- _PROBLEM DESCRIPTION_: Could you filter the listing for lines with the word "Items" and return them?

- _DATASET_:
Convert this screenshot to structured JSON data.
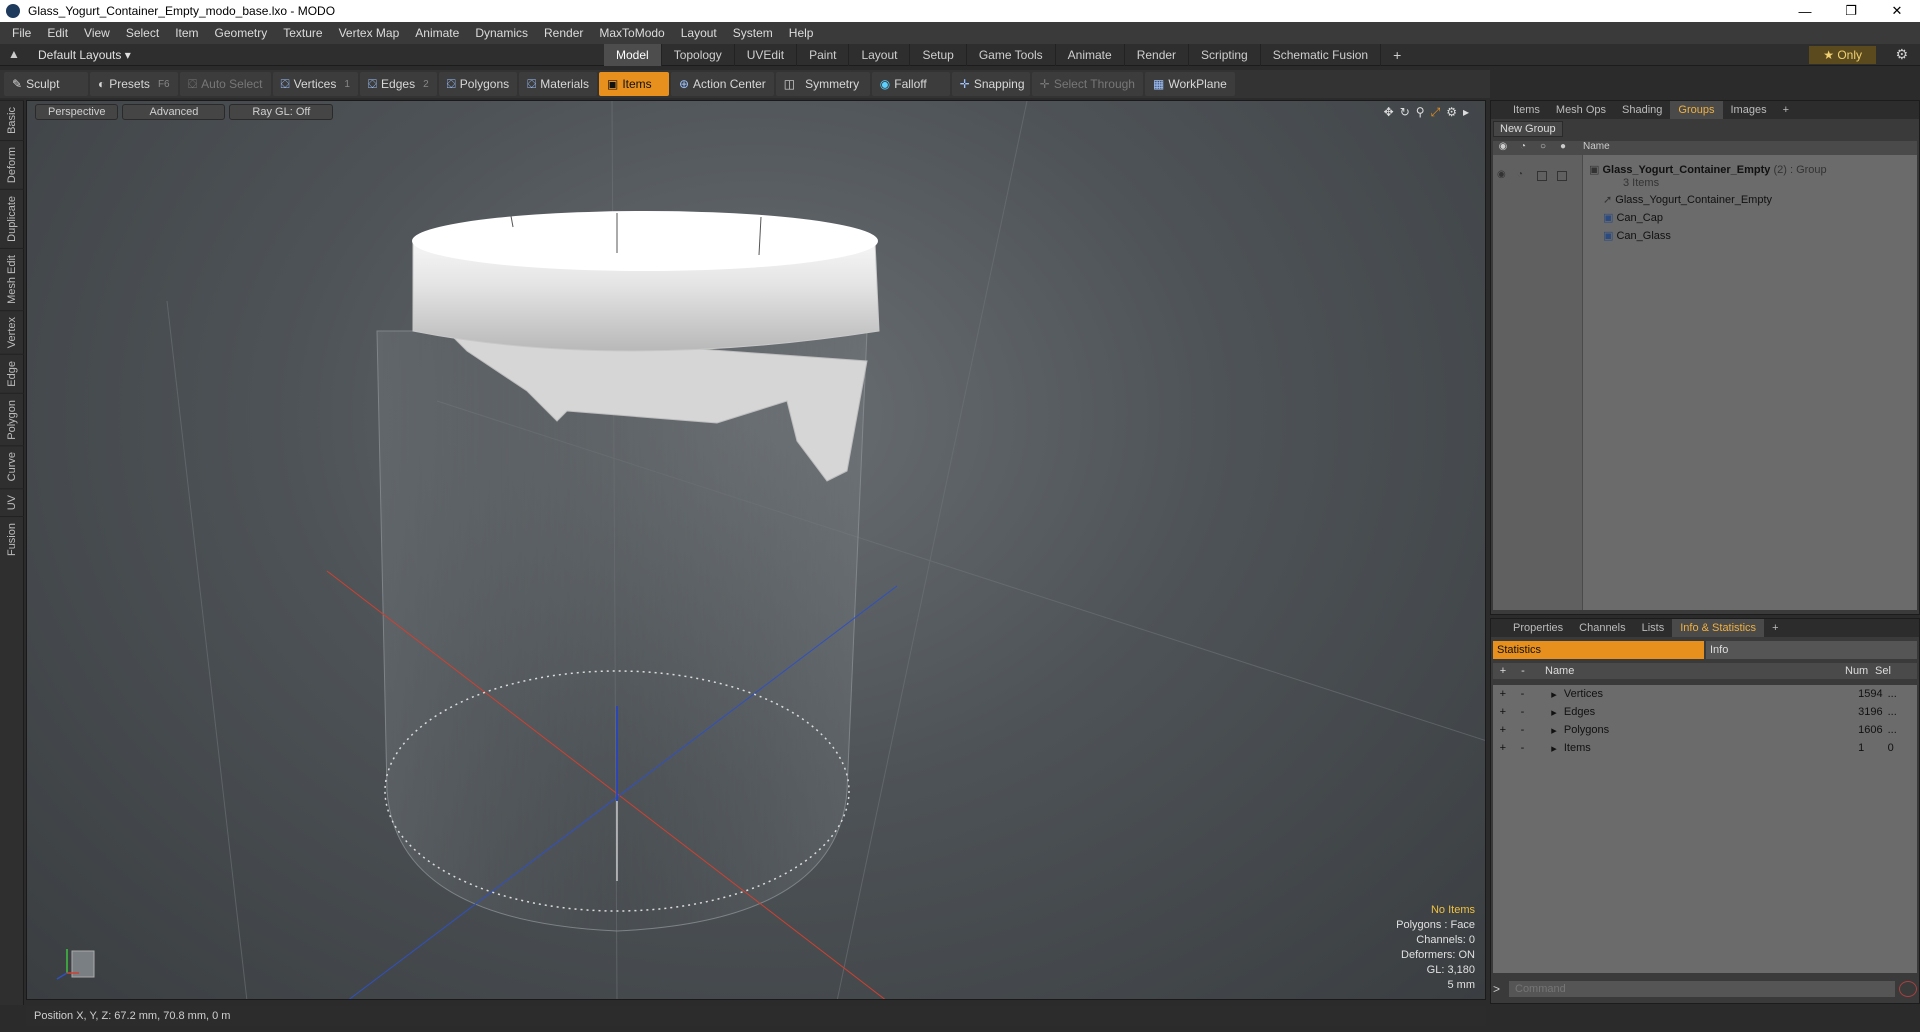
{
  "window": {
    "title": "Glass_Yogurt_Container_Empty_modo_base.lxo - MODO"
  },
  "menu": [
    "File",
    "Edit",
    "View",
    "Select",
    "Item",
    "Geometry",
    "Texture",
    "Vertex Map",
    "Animate",
    "Dynamics",
    "Render",
    "MaxToModo",
    "Layout",
    "System",
    "Help"
  ],
  "layout": {
    "name": "Default Layouts",
    "tabs": [
      "Model",
      "Topology",
      "UVEdit",
      "Paint",
      "Layout",
      "Setup",
      "Game Tools",
      "Animate",
      "Render",
      "Scripting",
      "Schematic Fusion"
    ],
    "active_tab": "Model",
    "only_label": "Only"
  },
  "toolbar": {
    "sculpt": "Sculpt",
    "presets": "Presets",
    "presets_key": "F6",
    "auto_select": "Auto Select",
    "vertices": "Vertices",
    "vertices_key": "1",
    "edges": "Edges",
    "edges_key": "2",
    "polygons": "Polygons",
    "materials": "Materials",
    "items": "Items",
    "action_center": "Action Center",
    "symmetry": "Symmetry",
    "falloff": "Falloff",
    "snapping": "Snapping",
    "select_through": "Select Through",
    "workplane": "WorkPlane"
  },
  "left_tabs": [
    "Basic",
    "Deform",
    "Duplicate",
    "Mesh Edit",
    "Vertex",
    "Edge",
    "Polygon",
    "Curve",
    "UV",
    "Fusion"
  ],
  "viewport": {
    "view": "Perspective",
    "mode": "Advanced",
    "raygl": "Ray GL: Off",
    "info": {
      "no_items": "No Items",
      "polygons": "Polygons : Face",
      "channels": "Channels: 0",
      "deformers": "Deformers: ON",
      "gl": "GL: 3,180",
      "scale": "5 mm"
    }
  },
  "status": {
    "position": "Position X, Y, Z:  67.2 mm, 70.8 mm, 0 m"
  },
  "groups_panel": {
    "tabs": [
      "Items",
      "Mesh Ops",
      "Shading",
      "Groups",
      "Images"
    ],
    "active_tab": "Groups",
    "new_group": "New Group",
    "name_header": "Name",
    "group_name": "Glass_Yogurt_Container_Empty",
    "group_count": "(2)",
    "group_type": ": Group",
    "group_items": "3 Items",
    "children": [
      "Glass_Yogurt_Container_Empty",
      "Can_Cap",
      "Can_Glass"
    ]
  },
  "stats_panel": {
    "tabs": [
      "Properties",
      "Channels",
      "Lists",
      "Info & Statistics"
    ],
    "active_tab": "Info & Statistics",
    "sub_tabs": [
      "Statistics",
      "Info"
    ],
    "headers": {
      "name": "Name",
      "num": "Num",
      "sel": "Sel"
    },
    "rows": [
      {
        "name": "Vertices",
        "num": "1594",
        "sel": "..."
      },
      {
        "name": "Edges",
        "num": "3196",
        "sel": "..."
      },
      {
        "name": "Polygons",
        "num": "1606",
        "sel": "..."
      },
      {
        "name": "Items",
        "num": "1",
        "sel": "0"
      }
    ],
    "command_placeholder": "Command"
  },
  "colors": {
    "accent": "#e8901e",
    "x_axis": "#d04030",
    "z_axis": "#3050c0",
    "y_axis": "#2040d0"
  }
}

- _SOLUTION TO THIS TASK_:
    "items": "Items",
      "no_items": "No Items",
      "Items",
    "group_items": "3 Items",
        "name": "Items",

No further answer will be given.